*** Opening of SUPPLIED RECORDS ***

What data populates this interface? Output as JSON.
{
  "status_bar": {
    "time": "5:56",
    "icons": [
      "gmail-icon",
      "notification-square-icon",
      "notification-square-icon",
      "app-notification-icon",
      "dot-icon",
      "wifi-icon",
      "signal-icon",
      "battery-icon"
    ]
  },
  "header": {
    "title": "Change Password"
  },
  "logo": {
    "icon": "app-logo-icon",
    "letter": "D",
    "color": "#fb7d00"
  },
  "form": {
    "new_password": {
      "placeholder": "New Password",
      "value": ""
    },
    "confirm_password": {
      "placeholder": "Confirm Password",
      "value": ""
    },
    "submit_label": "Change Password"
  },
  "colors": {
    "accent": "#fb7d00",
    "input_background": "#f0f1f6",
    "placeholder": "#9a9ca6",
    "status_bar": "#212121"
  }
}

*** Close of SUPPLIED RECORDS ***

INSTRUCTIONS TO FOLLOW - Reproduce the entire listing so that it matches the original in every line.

WRITTEN RESPONSE -
What data populates this interface? Output as JSON.
{
  "status_bar": {
    "time": "5:56",
    "icons": [
      "gmail-icon",
      "notification-square-icon",
      "notification-square-icon",
      "app-notification-icon",
      "dot-icon",
      "wifi-icon",
      "signal-icon",
      "battery-icon"
    ]
  },
  "header": {
    "title": "Change Password"
  },
  "logo": {
    "icon": "app-logo-icon",
    "letter": "D",
    "color": "#fb7d00"
  },
  "form": {
    "new_password": {
      "placeholder": "New Password",
      "value": ""
    },
    "confirm_password": {
      "placeholder": "Confirm Password",
      "value": ""
    },
    "submit_label": "Change Password"
  },
  "colors": {
    "accent": "#fb7d00",
    "input_background": "#f0f1f6",
    "placeholder": "#9a9ca6",
    "status_bar": "#212121"
  }
}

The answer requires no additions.